Work instruction:
Read the listing below and copy out each line where the word "http" occurs.

*** Opening Input for this task ***

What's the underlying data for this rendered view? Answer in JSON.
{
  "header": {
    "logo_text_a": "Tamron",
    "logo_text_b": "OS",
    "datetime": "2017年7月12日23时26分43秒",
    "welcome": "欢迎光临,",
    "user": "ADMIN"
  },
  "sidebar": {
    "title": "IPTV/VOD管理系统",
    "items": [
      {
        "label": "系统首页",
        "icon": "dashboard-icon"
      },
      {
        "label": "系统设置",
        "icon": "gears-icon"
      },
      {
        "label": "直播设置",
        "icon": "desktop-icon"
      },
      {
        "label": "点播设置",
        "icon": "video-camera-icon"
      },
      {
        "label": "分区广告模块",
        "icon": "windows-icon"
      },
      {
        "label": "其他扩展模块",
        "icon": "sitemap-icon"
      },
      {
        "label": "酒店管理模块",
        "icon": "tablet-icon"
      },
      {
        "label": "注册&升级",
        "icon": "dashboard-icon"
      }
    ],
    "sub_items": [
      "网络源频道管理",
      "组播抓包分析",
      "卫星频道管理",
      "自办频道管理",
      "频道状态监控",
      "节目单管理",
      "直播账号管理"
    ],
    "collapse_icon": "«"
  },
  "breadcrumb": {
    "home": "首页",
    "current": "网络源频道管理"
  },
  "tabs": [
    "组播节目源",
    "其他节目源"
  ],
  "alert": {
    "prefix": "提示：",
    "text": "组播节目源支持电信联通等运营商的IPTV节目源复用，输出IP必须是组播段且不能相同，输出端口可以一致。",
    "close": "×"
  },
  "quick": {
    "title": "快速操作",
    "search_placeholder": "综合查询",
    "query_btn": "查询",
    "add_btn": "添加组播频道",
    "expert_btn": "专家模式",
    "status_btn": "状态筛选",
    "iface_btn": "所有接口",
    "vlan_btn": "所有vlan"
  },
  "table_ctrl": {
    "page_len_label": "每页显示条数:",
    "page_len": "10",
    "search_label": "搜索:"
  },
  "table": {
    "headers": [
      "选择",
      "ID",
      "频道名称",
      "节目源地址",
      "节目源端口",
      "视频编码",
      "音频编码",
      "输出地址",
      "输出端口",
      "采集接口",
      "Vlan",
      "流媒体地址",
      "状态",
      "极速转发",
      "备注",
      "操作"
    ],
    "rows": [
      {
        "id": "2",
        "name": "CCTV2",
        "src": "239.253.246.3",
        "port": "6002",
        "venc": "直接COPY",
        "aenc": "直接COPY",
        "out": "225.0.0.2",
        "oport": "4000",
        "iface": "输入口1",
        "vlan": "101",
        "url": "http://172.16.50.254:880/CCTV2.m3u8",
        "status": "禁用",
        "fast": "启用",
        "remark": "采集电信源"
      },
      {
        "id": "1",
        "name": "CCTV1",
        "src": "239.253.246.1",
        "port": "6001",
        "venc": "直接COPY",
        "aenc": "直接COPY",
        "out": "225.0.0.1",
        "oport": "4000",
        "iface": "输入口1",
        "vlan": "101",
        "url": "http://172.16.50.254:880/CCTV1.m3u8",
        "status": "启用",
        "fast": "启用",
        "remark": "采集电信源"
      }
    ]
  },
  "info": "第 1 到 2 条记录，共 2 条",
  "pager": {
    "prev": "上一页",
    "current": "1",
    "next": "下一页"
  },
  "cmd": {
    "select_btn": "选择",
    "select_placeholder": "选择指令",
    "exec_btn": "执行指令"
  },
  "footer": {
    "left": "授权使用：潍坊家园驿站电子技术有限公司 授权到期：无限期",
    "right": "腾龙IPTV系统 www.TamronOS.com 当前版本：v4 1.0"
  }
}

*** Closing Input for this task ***

Output for this task:
        "url": "http://172.16.50.254:880/CCTV2.m3u8",
        "url": "http://172.16.50.254:880/CCTV1.m3u8",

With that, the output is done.